### RECORDED INFORMATION
==================================================

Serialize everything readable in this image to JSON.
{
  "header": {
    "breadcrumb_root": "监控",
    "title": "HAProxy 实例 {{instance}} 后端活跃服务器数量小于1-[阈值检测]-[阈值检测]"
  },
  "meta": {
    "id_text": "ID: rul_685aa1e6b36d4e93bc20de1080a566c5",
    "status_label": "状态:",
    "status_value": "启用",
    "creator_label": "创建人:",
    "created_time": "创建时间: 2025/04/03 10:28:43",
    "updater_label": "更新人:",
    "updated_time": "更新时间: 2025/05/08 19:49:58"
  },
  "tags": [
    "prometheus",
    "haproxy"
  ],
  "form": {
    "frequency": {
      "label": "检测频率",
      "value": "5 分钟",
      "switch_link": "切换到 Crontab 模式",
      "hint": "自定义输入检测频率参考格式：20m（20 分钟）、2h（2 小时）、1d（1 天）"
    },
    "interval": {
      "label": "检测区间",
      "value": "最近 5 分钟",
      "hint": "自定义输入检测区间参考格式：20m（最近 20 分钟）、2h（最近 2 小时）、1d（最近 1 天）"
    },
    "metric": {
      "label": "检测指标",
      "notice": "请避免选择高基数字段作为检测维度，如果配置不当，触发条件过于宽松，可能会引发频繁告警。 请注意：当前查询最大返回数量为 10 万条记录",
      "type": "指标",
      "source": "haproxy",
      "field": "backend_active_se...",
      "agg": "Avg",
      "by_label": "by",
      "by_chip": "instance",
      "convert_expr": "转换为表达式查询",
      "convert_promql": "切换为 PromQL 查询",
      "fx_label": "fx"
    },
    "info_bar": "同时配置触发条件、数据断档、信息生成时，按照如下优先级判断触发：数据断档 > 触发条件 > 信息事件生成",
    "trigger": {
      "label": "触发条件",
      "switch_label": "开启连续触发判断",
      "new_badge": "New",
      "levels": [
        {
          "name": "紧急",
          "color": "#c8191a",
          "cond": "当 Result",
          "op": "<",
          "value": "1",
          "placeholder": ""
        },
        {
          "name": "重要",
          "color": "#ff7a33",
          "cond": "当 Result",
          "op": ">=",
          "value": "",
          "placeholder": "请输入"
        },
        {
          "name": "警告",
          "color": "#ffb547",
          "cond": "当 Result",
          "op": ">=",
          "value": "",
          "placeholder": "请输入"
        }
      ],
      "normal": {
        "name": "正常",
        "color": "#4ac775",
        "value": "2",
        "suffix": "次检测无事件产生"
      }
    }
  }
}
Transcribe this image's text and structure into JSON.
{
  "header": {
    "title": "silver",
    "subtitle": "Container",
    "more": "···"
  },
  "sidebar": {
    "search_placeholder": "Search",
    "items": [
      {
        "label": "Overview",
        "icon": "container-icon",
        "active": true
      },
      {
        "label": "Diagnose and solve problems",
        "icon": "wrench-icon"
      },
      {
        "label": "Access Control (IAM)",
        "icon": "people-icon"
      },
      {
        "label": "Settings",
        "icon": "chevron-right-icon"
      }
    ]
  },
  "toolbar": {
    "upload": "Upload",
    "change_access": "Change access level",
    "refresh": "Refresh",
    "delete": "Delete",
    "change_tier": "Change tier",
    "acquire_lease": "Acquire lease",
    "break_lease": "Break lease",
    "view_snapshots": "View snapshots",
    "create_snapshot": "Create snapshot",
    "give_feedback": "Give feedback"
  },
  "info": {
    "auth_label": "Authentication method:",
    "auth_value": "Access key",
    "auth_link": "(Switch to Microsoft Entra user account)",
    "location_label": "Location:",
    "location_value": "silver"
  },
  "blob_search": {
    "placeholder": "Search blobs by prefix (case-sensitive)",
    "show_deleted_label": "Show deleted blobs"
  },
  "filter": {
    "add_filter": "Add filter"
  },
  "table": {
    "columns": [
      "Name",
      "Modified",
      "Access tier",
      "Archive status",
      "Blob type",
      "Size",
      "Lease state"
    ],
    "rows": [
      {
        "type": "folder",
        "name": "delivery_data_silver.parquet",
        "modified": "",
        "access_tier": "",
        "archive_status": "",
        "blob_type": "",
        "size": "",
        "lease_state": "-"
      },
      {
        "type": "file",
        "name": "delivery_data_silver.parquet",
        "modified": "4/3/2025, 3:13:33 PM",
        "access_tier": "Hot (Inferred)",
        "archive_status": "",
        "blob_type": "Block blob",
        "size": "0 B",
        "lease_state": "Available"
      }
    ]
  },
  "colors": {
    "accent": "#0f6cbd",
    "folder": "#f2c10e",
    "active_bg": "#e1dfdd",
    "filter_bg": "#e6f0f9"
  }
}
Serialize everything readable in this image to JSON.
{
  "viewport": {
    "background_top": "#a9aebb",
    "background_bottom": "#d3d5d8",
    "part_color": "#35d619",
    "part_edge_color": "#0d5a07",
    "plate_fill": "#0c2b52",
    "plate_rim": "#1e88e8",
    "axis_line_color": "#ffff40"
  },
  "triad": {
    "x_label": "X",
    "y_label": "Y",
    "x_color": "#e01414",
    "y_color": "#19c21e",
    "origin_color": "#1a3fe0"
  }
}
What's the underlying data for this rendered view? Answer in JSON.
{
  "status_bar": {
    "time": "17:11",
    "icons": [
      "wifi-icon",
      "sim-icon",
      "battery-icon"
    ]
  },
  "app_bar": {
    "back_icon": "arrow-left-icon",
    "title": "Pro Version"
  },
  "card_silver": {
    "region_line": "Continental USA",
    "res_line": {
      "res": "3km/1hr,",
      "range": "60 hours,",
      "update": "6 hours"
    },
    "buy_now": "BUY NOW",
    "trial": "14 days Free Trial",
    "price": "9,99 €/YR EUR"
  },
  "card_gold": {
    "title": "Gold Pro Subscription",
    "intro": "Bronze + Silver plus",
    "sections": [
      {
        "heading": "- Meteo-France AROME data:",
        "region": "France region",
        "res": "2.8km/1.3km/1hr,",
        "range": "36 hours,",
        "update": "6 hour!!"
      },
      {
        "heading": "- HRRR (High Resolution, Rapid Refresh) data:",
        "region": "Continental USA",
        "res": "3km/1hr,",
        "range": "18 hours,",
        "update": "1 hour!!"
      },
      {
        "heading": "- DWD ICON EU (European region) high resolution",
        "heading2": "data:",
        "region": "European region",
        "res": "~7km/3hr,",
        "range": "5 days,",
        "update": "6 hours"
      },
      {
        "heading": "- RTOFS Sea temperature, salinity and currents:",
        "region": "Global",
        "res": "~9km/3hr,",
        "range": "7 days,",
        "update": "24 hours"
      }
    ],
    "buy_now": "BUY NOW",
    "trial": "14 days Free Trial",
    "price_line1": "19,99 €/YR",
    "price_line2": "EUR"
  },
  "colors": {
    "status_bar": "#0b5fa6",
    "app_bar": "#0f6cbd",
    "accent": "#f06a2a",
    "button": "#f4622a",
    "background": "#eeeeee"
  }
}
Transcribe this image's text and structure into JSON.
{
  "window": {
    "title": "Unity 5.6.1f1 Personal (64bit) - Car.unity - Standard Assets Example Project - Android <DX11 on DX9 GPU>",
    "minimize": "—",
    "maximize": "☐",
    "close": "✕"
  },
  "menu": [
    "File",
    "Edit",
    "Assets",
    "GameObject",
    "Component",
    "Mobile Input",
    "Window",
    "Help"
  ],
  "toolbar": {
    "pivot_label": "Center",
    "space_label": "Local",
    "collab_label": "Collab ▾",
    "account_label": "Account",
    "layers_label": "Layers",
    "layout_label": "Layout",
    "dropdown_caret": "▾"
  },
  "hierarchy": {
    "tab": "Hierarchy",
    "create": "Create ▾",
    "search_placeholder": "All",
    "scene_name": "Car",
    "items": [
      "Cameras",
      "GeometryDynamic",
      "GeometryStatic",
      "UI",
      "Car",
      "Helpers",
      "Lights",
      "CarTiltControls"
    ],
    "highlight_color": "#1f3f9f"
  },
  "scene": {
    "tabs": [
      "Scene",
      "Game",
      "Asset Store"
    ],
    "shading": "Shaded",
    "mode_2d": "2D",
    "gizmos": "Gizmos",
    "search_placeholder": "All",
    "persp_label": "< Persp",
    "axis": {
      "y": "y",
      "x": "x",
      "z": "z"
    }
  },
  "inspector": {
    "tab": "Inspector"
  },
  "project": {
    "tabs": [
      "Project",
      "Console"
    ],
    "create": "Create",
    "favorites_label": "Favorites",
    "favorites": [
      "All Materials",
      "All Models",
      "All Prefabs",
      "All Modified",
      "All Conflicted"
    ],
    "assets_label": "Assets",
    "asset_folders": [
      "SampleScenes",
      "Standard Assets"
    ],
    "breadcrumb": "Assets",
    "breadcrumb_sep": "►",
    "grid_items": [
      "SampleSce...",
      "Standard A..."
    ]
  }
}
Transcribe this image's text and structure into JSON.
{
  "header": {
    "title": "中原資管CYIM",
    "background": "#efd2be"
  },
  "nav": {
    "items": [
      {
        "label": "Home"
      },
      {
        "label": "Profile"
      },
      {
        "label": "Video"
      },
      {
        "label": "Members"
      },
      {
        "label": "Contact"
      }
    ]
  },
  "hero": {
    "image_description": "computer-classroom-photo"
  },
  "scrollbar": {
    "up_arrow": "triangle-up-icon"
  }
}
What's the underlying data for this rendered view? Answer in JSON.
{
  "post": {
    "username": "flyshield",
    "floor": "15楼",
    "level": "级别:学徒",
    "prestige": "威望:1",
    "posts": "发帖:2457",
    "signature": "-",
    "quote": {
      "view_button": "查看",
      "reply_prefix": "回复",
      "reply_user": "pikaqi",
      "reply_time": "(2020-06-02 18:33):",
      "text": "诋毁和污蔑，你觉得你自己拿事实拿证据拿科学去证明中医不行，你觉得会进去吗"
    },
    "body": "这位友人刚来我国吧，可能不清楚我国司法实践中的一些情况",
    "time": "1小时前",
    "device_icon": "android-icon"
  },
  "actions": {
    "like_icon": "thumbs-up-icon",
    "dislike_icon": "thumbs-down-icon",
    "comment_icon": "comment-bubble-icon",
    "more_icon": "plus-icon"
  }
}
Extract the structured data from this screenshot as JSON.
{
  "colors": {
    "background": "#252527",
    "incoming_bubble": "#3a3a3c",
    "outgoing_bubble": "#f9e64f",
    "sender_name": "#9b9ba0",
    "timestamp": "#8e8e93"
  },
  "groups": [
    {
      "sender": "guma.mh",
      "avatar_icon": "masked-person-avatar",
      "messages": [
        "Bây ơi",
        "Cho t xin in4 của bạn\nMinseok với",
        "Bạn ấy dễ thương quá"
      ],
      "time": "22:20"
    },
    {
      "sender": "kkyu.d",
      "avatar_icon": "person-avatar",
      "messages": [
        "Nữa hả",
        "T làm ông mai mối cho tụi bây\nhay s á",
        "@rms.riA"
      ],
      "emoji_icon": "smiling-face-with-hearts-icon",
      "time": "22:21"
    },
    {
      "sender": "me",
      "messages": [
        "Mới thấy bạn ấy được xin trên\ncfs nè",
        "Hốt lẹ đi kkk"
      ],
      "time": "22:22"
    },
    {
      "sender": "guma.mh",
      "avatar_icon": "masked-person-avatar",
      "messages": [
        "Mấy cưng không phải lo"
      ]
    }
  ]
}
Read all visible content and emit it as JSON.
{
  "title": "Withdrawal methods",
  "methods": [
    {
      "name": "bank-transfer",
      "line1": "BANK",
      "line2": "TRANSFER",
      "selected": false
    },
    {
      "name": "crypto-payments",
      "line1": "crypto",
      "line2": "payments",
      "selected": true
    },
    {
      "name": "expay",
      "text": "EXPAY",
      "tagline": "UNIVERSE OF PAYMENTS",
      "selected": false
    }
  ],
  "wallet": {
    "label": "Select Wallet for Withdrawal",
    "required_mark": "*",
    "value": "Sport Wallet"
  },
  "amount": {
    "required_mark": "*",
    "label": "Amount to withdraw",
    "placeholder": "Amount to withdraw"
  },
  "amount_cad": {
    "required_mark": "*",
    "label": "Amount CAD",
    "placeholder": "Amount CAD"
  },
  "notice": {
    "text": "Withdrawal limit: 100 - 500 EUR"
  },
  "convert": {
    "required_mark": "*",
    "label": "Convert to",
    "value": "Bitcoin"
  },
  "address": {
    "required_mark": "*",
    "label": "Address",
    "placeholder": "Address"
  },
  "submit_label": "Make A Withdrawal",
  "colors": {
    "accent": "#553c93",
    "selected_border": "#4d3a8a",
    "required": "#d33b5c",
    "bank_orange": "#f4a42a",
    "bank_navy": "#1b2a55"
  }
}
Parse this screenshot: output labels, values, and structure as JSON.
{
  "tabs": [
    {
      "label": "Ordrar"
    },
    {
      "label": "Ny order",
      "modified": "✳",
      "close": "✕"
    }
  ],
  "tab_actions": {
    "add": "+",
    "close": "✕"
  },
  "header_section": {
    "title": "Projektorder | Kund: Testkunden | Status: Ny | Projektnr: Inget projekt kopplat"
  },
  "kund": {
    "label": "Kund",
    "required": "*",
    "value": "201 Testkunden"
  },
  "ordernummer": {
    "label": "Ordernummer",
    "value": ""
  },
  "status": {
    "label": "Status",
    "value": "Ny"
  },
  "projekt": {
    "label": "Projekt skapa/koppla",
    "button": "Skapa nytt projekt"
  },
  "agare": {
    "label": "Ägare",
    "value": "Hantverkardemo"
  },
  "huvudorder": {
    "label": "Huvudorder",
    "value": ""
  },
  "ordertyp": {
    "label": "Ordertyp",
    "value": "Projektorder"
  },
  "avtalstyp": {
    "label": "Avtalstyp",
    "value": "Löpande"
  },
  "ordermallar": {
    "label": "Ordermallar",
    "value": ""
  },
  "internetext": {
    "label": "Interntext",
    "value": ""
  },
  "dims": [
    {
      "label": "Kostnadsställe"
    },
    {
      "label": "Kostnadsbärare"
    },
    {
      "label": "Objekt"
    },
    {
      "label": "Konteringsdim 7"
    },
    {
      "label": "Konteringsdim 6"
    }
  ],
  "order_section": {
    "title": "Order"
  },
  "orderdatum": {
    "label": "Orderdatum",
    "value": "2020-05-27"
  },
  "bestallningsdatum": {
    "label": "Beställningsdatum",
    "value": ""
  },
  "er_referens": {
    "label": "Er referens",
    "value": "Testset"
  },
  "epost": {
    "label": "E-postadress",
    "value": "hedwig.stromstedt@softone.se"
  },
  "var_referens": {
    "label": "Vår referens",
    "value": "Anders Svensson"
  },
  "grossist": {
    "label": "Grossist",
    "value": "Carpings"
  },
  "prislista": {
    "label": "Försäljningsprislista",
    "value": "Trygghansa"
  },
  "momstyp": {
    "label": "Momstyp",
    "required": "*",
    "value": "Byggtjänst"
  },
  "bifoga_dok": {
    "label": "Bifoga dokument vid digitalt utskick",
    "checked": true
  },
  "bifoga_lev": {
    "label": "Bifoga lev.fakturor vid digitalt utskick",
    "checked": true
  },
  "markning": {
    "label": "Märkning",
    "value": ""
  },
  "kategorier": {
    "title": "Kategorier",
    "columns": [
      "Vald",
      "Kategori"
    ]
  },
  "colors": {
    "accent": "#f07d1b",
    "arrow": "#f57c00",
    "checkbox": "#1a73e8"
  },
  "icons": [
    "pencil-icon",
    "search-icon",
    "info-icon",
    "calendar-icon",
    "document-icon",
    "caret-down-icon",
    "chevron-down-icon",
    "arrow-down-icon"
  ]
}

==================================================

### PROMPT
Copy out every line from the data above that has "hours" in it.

### SOLUTION
      "range": "60 hours,",
      "update": "6 hours"
        "range": "36 hours,",
        "range": "18 hours,",
        "update": "6 hours"
        "update": "24 hours"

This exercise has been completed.